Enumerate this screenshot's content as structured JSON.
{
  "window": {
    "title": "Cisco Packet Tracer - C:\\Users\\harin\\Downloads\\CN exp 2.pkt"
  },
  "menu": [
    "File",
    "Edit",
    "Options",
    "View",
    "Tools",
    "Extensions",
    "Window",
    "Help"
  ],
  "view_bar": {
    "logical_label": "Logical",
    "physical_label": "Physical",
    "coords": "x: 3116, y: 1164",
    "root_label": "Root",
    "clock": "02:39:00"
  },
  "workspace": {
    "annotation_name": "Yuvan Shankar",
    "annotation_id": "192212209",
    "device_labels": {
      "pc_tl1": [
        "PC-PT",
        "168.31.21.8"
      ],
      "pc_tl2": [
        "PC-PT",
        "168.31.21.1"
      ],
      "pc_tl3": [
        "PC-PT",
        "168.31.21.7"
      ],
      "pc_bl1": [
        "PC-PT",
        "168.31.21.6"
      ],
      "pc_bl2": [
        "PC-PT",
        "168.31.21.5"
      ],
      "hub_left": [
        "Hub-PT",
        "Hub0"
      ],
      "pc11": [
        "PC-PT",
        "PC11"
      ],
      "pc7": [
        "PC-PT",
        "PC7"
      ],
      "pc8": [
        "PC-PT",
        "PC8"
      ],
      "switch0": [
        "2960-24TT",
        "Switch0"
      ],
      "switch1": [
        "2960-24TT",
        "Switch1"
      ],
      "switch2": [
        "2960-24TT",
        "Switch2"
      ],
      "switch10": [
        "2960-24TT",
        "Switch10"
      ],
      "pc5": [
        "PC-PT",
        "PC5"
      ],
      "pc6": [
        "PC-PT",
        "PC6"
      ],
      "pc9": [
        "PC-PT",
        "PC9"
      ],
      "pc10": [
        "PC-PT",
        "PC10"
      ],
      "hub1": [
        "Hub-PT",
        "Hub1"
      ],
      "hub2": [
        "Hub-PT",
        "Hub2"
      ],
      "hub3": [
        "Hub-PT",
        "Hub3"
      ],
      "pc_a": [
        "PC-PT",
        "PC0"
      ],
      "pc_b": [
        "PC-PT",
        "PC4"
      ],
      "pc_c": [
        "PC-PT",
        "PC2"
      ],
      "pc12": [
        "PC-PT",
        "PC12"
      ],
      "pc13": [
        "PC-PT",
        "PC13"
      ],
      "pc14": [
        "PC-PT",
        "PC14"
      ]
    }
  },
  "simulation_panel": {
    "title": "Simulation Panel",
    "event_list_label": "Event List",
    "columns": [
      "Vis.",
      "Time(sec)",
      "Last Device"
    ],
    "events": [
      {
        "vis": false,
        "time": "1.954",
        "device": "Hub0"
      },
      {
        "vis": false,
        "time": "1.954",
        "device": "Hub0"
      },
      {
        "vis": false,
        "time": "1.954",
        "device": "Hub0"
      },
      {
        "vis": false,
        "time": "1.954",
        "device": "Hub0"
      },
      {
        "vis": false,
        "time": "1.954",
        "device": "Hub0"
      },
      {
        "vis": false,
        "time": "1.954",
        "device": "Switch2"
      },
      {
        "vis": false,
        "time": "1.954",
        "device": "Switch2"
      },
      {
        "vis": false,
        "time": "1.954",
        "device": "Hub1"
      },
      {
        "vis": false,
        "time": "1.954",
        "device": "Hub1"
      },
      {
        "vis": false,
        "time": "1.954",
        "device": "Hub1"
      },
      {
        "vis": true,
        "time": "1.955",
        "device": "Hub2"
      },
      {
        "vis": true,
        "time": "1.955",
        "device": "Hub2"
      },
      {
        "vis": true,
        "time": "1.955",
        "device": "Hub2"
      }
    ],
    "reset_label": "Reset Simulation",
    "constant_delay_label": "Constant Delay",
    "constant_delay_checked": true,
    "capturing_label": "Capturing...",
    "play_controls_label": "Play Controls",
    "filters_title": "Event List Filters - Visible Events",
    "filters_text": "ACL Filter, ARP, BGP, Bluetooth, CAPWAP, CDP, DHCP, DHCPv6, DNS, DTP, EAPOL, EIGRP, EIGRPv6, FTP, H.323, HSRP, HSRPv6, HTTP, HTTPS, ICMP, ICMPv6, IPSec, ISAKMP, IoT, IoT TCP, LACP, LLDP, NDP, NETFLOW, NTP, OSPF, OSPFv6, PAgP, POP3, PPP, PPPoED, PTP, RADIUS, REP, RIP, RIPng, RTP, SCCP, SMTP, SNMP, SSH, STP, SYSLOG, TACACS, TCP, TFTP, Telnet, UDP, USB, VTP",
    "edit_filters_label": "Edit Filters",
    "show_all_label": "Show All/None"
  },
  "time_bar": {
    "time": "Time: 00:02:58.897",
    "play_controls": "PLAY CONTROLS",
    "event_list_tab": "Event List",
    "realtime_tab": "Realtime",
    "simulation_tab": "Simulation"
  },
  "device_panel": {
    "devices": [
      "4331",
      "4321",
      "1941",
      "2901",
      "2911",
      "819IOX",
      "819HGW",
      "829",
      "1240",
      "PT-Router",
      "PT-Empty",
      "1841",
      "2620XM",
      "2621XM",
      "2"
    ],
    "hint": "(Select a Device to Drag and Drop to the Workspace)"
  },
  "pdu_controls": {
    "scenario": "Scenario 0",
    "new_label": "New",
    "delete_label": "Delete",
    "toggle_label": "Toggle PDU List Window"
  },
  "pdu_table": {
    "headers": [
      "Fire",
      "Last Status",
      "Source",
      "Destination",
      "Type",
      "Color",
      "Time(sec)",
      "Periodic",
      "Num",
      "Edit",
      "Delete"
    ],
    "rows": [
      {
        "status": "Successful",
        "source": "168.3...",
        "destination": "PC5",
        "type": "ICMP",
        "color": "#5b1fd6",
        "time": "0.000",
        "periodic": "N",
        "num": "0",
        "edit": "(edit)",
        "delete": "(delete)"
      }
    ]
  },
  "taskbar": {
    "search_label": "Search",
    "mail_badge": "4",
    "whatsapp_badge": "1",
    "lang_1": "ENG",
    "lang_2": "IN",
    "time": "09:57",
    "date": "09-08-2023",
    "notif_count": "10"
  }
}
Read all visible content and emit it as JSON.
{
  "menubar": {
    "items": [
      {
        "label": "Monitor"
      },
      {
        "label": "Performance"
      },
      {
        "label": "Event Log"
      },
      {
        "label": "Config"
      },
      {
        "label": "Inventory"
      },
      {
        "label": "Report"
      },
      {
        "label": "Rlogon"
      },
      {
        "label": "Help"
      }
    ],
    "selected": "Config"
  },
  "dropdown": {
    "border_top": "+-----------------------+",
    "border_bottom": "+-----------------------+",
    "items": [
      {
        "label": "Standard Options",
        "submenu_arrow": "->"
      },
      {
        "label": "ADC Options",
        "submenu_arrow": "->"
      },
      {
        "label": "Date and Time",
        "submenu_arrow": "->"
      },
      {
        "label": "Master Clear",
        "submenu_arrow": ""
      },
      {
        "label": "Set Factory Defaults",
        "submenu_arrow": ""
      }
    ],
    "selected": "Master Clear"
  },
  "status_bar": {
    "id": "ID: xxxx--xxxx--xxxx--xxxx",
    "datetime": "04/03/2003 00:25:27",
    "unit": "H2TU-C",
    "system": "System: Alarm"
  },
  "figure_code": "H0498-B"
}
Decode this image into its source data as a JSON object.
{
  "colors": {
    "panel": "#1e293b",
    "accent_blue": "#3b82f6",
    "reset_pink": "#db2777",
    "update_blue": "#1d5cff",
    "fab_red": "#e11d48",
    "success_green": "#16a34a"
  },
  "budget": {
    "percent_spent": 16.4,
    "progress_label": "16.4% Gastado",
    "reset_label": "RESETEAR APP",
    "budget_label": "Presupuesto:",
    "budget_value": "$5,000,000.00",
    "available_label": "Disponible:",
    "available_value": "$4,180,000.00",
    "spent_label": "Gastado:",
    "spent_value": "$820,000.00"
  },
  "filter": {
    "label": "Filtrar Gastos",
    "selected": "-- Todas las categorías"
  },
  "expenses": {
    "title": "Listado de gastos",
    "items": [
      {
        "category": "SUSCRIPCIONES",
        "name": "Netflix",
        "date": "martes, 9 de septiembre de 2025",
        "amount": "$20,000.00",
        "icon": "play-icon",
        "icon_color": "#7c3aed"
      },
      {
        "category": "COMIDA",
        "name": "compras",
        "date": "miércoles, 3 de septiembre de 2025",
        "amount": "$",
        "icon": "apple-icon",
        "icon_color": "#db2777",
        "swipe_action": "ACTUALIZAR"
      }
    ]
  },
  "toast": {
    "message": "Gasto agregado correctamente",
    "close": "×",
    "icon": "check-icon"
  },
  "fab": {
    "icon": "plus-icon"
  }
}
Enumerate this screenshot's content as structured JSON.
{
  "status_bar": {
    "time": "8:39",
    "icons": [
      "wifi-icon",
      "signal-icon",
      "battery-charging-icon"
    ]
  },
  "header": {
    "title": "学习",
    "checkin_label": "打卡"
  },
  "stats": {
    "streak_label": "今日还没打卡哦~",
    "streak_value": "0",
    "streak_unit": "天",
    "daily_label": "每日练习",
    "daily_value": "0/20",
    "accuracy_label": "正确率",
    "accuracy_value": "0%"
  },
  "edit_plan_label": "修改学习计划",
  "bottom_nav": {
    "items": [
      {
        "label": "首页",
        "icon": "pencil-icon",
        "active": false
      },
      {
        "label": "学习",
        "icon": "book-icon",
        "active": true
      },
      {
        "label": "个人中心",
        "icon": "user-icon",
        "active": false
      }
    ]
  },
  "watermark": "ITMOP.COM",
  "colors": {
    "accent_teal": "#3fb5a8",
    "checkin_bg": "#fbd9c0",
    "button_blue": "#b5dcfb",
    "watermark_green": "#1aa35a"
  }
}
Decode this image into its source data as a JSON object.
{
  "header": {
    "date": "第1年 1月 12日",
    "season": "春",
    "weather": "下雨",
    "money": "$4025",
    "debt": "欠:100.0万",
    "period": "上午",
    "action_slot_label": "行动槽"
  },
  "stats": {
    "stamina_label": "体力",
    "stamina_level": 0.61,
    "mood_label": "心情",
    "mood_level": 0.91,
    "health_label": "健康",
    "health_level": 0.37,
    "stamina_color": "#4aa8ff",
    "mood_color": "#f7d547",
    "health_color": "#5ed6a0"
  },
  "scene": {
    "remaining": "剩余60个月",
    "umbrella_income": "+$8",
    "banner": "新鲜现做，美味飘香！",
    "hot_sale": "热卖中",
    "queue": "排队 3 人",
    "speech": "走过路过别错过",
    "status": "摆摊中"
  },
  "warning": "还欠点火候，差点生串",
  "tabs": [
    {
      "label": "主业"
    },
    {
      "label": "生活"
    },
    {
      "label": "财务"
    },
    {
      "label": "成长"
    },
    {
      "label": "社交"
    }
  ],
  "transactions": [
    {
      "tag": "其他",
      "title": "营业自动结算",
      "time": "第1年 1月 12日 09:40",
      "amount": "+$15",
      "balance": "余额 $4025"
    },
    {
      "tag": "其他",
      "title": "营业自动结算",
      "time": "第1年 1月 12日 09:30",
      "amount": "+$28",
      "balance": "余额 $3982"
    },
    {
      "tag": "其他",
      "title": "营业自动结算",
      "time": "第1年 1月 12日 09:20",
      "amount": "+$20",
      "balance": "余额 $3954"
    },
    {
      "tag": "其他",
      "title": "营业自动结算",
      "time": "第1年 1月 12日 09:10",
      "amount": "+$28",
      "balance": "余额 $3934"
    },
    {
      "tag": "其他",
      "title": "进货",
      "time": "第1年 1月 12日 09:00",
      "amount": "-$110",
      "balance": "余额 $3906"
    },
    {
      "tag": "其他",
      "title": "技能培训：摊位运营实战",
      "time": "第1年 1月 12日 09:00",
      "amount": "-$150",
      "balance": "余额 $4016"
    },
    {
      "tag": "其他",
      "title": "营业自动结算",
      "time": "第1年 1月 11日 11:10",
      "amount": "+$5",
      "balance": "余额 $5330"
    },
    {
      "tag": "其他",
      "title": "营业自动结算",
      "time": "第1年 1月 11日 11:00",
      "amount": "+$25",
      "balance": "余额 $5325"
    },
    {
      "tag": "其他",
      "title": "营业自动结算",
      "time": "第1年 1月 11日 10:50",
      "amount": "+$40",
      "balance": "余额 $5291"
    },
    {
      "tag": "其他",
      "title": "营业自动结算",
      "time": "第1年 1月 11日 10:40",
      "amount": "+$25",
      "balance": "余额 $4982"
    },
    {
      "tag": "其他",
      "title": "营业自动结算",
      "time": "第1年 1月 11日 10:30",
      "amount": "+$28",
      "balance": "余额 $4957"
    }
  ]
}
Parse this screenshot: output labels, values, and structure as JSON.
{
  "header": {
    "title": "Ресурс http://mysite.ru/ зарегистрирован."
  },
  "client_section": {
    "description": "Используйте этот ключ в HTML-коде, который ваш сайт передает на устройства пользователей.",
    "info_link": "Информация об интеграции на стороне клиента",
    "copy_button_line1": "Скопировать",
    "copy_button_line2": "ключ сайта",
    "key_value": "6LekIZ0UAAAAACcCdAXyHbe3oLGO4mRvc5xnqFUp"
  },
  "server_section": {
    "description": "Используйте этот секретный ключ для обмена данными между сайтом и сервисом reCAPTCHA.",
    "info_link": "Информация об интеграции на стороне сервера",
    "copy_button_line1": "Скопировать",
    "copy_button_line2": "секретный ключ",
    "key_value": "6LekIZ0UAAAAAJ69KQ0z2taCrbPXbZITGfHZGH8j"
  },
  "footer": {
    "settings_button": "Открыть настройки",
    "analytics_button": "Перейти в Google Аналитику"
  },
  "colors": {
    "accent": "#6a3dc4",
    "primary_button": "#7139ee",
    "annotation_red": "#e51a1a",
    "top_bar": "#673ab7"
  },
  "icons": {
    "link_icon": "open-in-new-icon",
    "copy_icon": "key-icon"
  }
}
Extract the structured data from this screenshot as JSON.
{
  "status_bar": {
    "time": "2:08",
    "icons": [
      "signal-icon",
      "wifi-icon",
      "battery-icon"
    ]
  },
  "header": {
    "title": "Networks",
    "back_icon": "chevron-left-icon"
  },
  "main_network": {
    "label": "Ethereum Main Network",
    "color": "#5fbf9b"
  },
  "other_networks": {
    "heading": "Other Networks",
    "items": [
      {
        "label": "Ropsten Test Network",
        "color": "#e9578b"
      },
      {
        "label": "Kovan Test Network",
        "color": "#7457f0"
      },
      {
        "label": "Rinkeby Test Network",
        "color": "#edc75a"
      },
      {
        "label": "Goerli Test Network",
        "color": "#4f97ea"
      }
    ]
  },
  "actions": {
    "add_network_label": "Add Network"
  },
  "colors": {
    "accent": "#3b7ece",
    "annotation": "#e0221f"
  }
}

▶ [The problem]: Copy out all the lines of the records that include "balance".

▶ [Reply]:
      "balance": "余额 $4025"
      "balance": "余额 $3982"
      "balance": "余额 $3954"
      "balance": "余额 $3934"
      "balance": "余额 $3906"
      "balance": "余额 $4016"
      "balance": "余额 $5330"
      "balance": "余额 $5325"
      "balance": "余额 $5291"
      "balance": "余额 $4982"
      "balance": "余额 $4957"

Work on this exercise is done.